This month, Napa County vintners began spraying their vineyards with pesticides in an attempt to fight infestation of European grapevine moths.

The half inch insect lays eggs in April, and the larvae starts feeding at bud break on grape flowers, then later generations on young grapes, and a third generation on mature grapes.

Since September 2009, after destroying a nine acre Napa Valley vineyard’s crop, when the culprit moth was identified, nearly 30,000 moths have been trapped in the county, and plans are being made to quarantine over 300 square miles of Napa County.

Although the moth is not a long distance flier, it does seem able to ride on equipment from vineyard to vineyard, vineyard to winery, and winery to winery. Neighboring Sonoma County is gearing up to institute quarantine protocols to help control moth movement.

Mendocino County, known for environmentally friendly farming practices, sustainable and fish friendly agriculture, organic and biodynamic grape growers and wineries, is facing a quarantine of nearly 6,000 vineyard acres after first one moth was found just south of Ukiah on a back yard grape vine, then more recently another 30 have been found north of Ukiah.

Tony Linegar, Mendocino County Agricultural Commissioner, suspected the moths were transported from Napa when fruit was moved from Napa County to a winery near Dunnewood’s now infested Chardonnay vineyard. Roughly 650 traps are being set in Mendocino County. Linegar believes this may be the second year the moths have been in Mendocino County, and the worst may be yet to come.

Mendocino County wineries use pomace, the residue of pressed grapes, for natural fertilizer. Alarmingly, the European grapevine moth larvae, left inside the grapes, can sometimes survive pressing and end up in pomace. Several Mendocino County wineries regularly import Napa and Sonoma County winery pomace. The problem could very well have been laid right at the feet of the vines already.

Linegar is asking all vineyards within a kilometer of Dunnewood’s infested vineyard to spray with a larvicide.

Purportedly organic insecticides do exist, and are hoped to be effective.

Only 3 of 18 Insecticides for Lobesia botrana (European Grape Vine Moth) on grape are approved for use in organic vineyards. I found no information on approved insecticide use in biodynamic vineyards.

Bruce Phillips, a Napa Valley grape grower, worries about “the long term sustainability of organic and biodynamic practices,” in the face of forced spraying to combat the spread of, or damage from, the moth.

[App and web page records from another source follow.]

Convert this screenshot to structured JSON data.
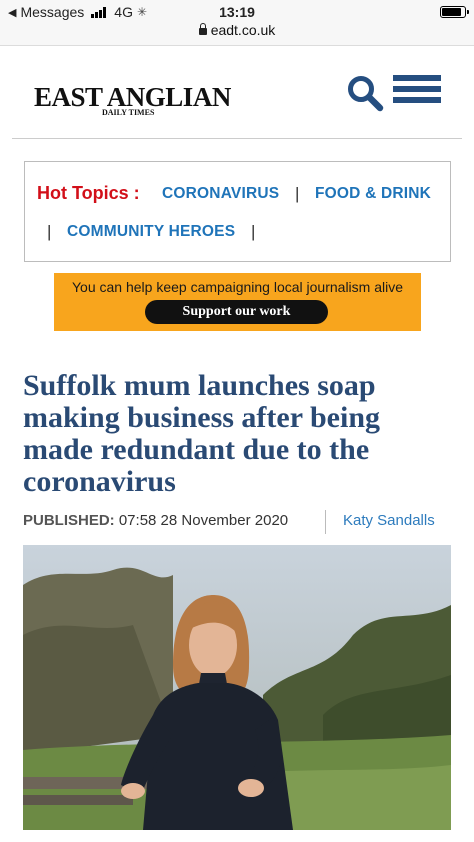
{
  "status_bar": {
    "back_app": "Messages",
    "network": "4G",
    "time": "13:19",
    "battery_level": 0.8
  },
  "url_bar": {
    "domain": "eadt.co.uk",
    "lock_icon": "lock-icon"
  },
  "header": {
    "logo_title": "EAST ANGLIAN",
    "logo_subtitle": "DAILY TIMES",
    "search_icon": "search-icon",
    "menu_icon": "hamburger-menu-icon",
    "brand_color": "#254e80"
  },
  "hot_topics": {
    "label": "Hot Topics :",
    "items": [
      {
        "label": "CORONAVIRUS"
      },
      {
        "label": "FOOD & DRINK"
      },
      {
        "label": "COMMUNITY HEROES"
      }
    ],
    "label_color": "#d20f19",
    "link_color": "#1f74b9"
  },
  "support_banner": {
    "text": "You can help keep campaigning local journalism alive",
    "button": "Support our work",
    "background": "#f8a51d"
  },
  "article": {
    "headline": "Suffolk mum launches soap making business after being made redundant due to the coronavirus",
    "published_label": "PUBLISHED:",
    "published_value": "07:58 28 November 2020",
    "author": "Katy Sandalls",
    "photo_alt": "woman-outdoors-photo"
  }
}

Mendocino County bills itself as “America’s Greenest Wine Region,” and the threat posed by the European grapevine moth is not just to the grape crops but to an entire way of growing grapes.

The County of Napa Agricultual Commissioner’s website states, “Studies of the European grapevine moth internationally show that larvae feed primarily on the flowers and fruit of the grape, and that they can also feed on number of other hosts, including olives, blackberries, cherries, nectarines, persimmons and pomegranates. ”

There is further concern that after grape harvest, moths may spend the winter cacooned in olive trees on vineyard properties.

Jim Allen, the Solano County Agricultural Commissioner, describes the threat posed by the moth as having “a potential for complete crop loss.”

A Final Report of  an International Technical Working Group brought together to fight the European Grape Vine Moth in California’s north coast, dated February 10, 2010, recommends that suppression measures include ovicides, larvicides, mating disruption, and mechanical control measures. Three generations of the pest impact vineyards; the first from bud break to fruit set, the second from pea sized grapes to ripening, and the third from ripening to harvest. Whether there are any beneficial organisms that might prey on, or control, the moth is unknown at this point.

The second and third generations cause the most damage not just by direct feeding on mature grapes but by predisposing the crop to grey mold, fungus, and rot through webbing and leaving of excrement inside the grapes.

Since their discovery in Napa County; in addition to Sonoma and Mendocino Counties, the moth has been found in Merced, Fresno, and Solano Counties.